Canmore hypocrisy and name change
I’ve been climbing in the Bow Valley for over 20 years and have lived here for 16. I’ve seen a lot of changes, some good and some bad. In 2014, local Chris Carlson wrote a letter addressing the proposed development of 25 additional residences in Peaks of Grassi. In the letter, he said, “Protectionist rhetoric masquerading as community concern and environmental protection is disingenuous and polarizes otherwise caring communities.”
Canmore has been growing since I moved here, in fact it’s been growing since the first coal mine in the 1800s. It was the Olympics in 1988 that showed the world of the recreation opportunities. In 2005, the town was flooded with trades people who were being hired, often at $30/hour cash, to do jobs they weren’t qualified for. Trees were cut down, wildlife displaced, and rich people moved here at an alarming rate. Poor people moved here, too, but mostly to live in vans and build the homes. Three Sisters, Silver Tip, Spring Creek and other developments boomed. Old miner shacks were replaced with four-unit multi-leveled condos. You’re probably sitting in one right now.
Vox populi is that development should stop because this is “our” town and we “care” about wildlife. But do you? Do you care about elk and bear migration? Do you know anything more about it than what’s in the weekly headlines? Would you give up a weekend of backcountry skiing in Rogers Pass to actually do more than whine on social media? Some of you would, but not the majority.
So much damage has been done. There are golf courses where tall trees once stood as wildlife habitat, mountain biking trails slash through game trails, parking lots fill at the base of once quiet slopes and hiking trails overflow with fancy-gear city folks. Canmore is one of Canada’s busiest tourist towns and it’s only getting more popular.
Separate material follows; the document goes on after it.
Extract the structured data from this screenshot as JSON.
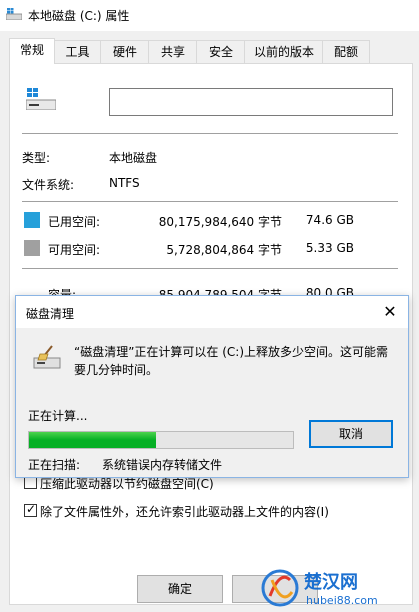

Carlson included in his letter that people fail to consider the joy and relief of these eventual new homeowners, their inevitable contribution, and the new jobs which will be created to complete this development. By living in this landscape of Aspen-esque condos, toques and too many dogs, and saying that we can’t have more Aspen-esque condos is hypocritical. There’s already so much development in Three Sisters that you probably don’t even know about.
And remember that “our” town, and other Bow Valley hubs, sit in the Treaty 7 region of Southern Alberta. Treaty 7, which was signed in 1877, encompasses the traditional territory of The Blackfoot Confederacy, The Tsuut’ina First Nations and The Stoney Nakoda Nations of Chiniki, Wesley and Bearspaw. I’m sure that in 1877, there was a lot more wildlife and far fewer condos.
On a positive note, Parks Canada recently changed the name of the Stoney Squaw Trail in Banff to Upper Stoney Trail. The work to erase racist and stupid names from the Rocky Mountains continues. And for the record, I thought Canmore-ville was big enough in 2005, but that didn’t stop anything.